As US equities fell out of bed in the morning session while Spain vacillated over when to ask for a bailout, investors switched into government debt.
Spain's Prime Minister, Mariano Rajoy, said his government wants to see what the aid conditions are exactly before it commits itself to asking for a bailout from the EU.
Rajoy met earlier in the day with French counterpart Francois Hollande to talk about the debt crisis. Both leaders met several months ago in Rome in a four-way meeting with Italian prime minister Mario Monti and German chancellor Angela Merkel. On that occasion they debated over austerity, growth, and European Central Bank (ECB) intervention. Merkel lost France as a big ally in her call for more austerity with former president Nicolas Sarkozy.
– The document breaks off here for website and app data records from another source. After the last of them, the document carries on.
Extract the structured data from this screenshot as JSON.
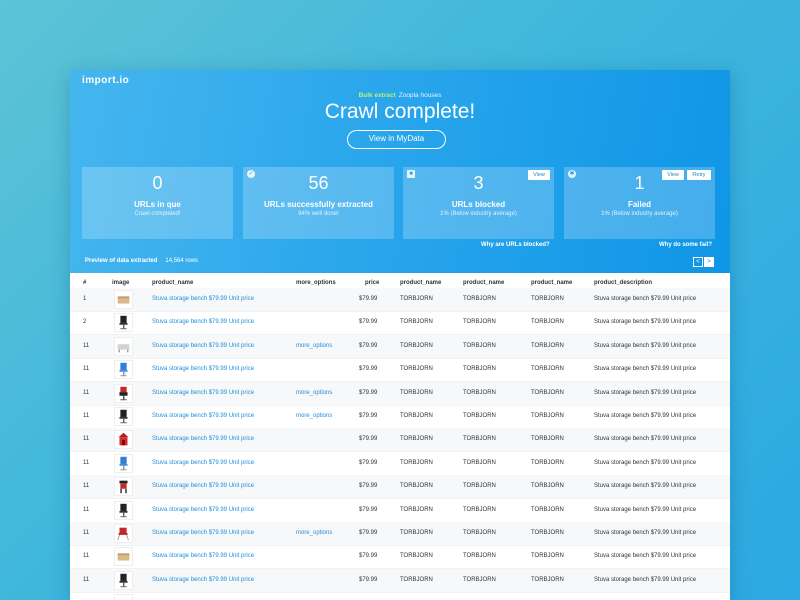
{
  "brand": {
    "logo": "import.io"
  },
  "hero": {
    "subtitle_highlight": "Bulk extract",
    "subtitle_rest": "Zoopla houses",
    "title": "Crawl complete!",
    "view_button": "View in MyData"
  },
  "cards": [
    {
      "value": "0",
      "label": "URLs in que",
      "sub": "Crawl completed!",
      "buttons": []
    },
    {
      "value": "56",
      "label": "URLs successfully extracted",
      "sub": "94% well done!",
      "buttons": []
    },
    {
      "value": "3",
      "label": "URLs blocked",
      "sub": "1% (Below industry average)",
      "buttons": [
        "View"
      ]
    },
    {
      "value": "1",
      "label": "Failed",
      "sub": "1% (Below industry average)",
      "buttons": [
        "View",
        "Retry"
      ]
    }
  ],
  "links": {
    "why_blocked": "Why are URLs blocked?",
    "why_failed": "Why do some fail?"
  },
  "preview": {
    "label": "Preview of data extracted",
    "rows": "14,564 rows"
  },
  "pager": {
    "prev": "<",
    "next": ">"
  },
  "table": {
    "headers": [
      "#",
      "image",
      "product_name",
      "more_options",
      "price",
      "product_name",
      "product_name",
      "product_name",
      "product_description"
    ],
    "rows": [
      {
        "num": "1",
        "image": "box-bench",
        "name": "Stuva storage bench $79.99 Unit price",
        "more": "",
        "price": "$79.99",
        "p1": "TORBJORN",
        "p2": "TORBJORN",
        "p3": "TORBJORN",
        "desc": "Stuva storage bench $79.99 Unit price"
      },
      {
        "num": "2",
        "image": "black-chair",
        "name": "Stuva storage bench $79.99 Unit price",
        "more": "",
        "price": "$79.99",
        "p1": "TORBJORN",
        "p2": "TORBJORN",
        "p3": "TORBJORN",
        "desc": "Stuva storage bench $79.99 Unit price"
      },
      {
        "num": "11",
        "image": "grey-bench",
        "name": "Stuva storage bench $79.99 Unit price",
        "more": "more_options",
        "price": "$79.99",
        "p1": "TORBJORN",
        "p2": "TORBJORN",
        "p3": "TORBJORN",
        "desc": "Stuva storage bench $79.99 Unit price"
      },
      {
        "num": "11",
        "image": "blue-chair",
        "name": "Stuva storage bench $79.99 Unit price",
        "more": "",
        "price": "$79.99",
        "p1": "TORBJORN",
        "p2": "TORBJORN",
        "p3": "TORBJORN",
        "desc": "Stuva storage bench $79.99 Unit price"
      },
      {
        "num": "11",
        "image": "red-chair",
        "name": "Stuva storage bench $79.99 Unit price",
        "more": "more_options",
        "price": "$79.99",
        "p1": "TORBJORN",
        "p2": "TORBJORN",
        "p3": "TORBJORN",
        "desc": "Stuva storage bench $79.99 Unit price"
      },
      {
        "num": "11",
        "image": "black-chair",
        "name": "Stuva storage bench $79.99 Unit price",
        "more": "more_options",
        "price": "$79.99",
        "p1": "TORBJORN",
        "p2": "TORBJORN",
        "p3": "TORBJORN",
        "desc": "Stuva storage bench $79.99 Unit price"
      },
      {
        "num": "11",
        "image": "red-cabinet",
        "name": "Stuva storage bench $79.99 Unit price",
        "more": "",
        "price": "$79.99",
        "p1": "TORBJORN",
        "p2": "TORBJORN",
        "p3": "TORBJORN",
        "desc": "Stuva storage bench $79.99 Unit price"
      },
      {
        "num": "11",
        "image": "blue-chair",
        "name": "Stuva storage bench $79.99 Unit price",
        "more": "",
        "price": "$79.99",
        "p1": "TORBJORN",
        "p2": "TORBJORN",
        "p3": "TORBJORN",
        "desc": "Stuva storage bench $79.99 Unit price"
      },
      {
        "num": "11",
        "image": "black-stool",
        "name": "Stuva storage bench $79.99 Unit price",
        "more": "",
        "price": "$79.99",
        "p1": "TORBJORN",
        "p2": "TORBJORN",
        "p3": "TORBJORN",
        "desc": "Stuva storage bench $79.99 Unit price"
      },
      {
        "num": "11",
        "image": "black-chair",
        "name": "Stuva storage bench $79.99 Unit price",
        "more": "",
        "price": "$79.99",
        "p1": "TORBJORN",
        "p2": "TORBJORN",
        "p3": "TORBJORN",
        "desc": "Stuva storage bench $79.99 Unit price"
      },
      {
        "num": "11",
        "image": "red-highchair",
        "name": "Stuva storage bench $79.99 Unit price",
        "more": "more_options",
        "price": "$79.99",
        "p1": "TORBJORN",
        "p2": "TORBJORN",
        "p3": "TORBJORN",
        "desc": "Stuva storage bench $79.99 Unit price"
      },
      {
        "num": "11",
        "image": "box-bench",
        "name": "Stuva storage bench $79.99 Unit price",
        "more": "",
        "price": "$79.99",
        "p1": "TORBJORN",
        "p2": "TORBJORN",
        "p3": "TORBJORN",
        "desc": "Stuva storage bench $79.99 Unit price"
      },
      {
        "num": "11",
        "image": "black-chair",
        "name": "Stuva storage bench $79.99 Unit price",
        "more": "",
        "price": "$79.99",
        "p1": "TORBJORN",
        "p2": "TORBJORN",
        "p3": "TORBJORN",
        "desc": "Stuva storage bench $79.99 Unit price"
      },
      {
        "num": "11",
        "image": "grey-bench",
        "name": "Stuva storage bench $79.99 Unit price",
        "more": "",
        "price": "$79.99",
        "p1": "TORBJORN",
        "p2": "TORBJORN",
        "p3": "TORBJORN",
        "desc": "Stuva storage bench $79.99 Unit price"
      }
    ]
  },
  "colors": {
    "accent": "#1e8fdc",
    "hero_start": "#45b6ee",
    "hero_end": "#0f96e6",
    "highlight": "#b8f276"
  }
}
After Thursday's meeting, both men called for the ECB to take action to lower borrowing costs in the Eurozone.
Attention will now switch to Jackson Hole, Wyoming and tomorrow's keynote speech at the central bankers' economic symposium from Fed Chairman Ben Bernanke.
"The market has been subject to a negative bias before tomorrow's main event, where Ben Bernanke is expected to clarify the Federal Reserve's position on expanding its balance sheet. Friday morning's speech in Wyoming will dictate inflationary anticipations, with Mr Bernanke likely to expand and detail monetary policy more so than in its current form," opined David White, a trader at spread betting firm SpreadEx.
"Recent US data points haven't been particularly supportive of a new bond-buying programme, as the labour market remains relatively stable against a backdrop of improved consumer spending. Mr Bernanke has pledged consistently that action will be taken only if the condition of the economy can be seen to worsen from its current state. So, it wouldn't be unreasonable for investors to prepare for a chairman that does what he said he would do," White suggested.
In economic news today, initial jobless claims were unchanged at 374,000 last week, according to the Labor Department, after claims for the week before were revised up by 2,000. Meanwhile, US consumer spending rose by 0.4% month-on-month in July, the biggest rise since February, according to the Commerce Department.
The US Treasury's auction of $29bn worth of seven-year debt saw a high level of enthusiasm from direct bidders, who snaffled up 17.9% of the bonds on offer, the highest proportion in a debt auction in the US since February.
US treasury prices headed higher, except at the short end of the market, as investors sought shelter from volatile equity markets. The yield on the benchmark 10-year Treasury fell to 1.61% from around 1.65% towards the close of trading yesterday.
The decline in the yield on the German counterpart was even more striking, with the 10-year Bund's yield sliding 6/100 of a percentage point to 1.32%. Meanwhile, in the UK, the yield on the 10-year gilt tumbled to 1.45% from around 1.50% the day before.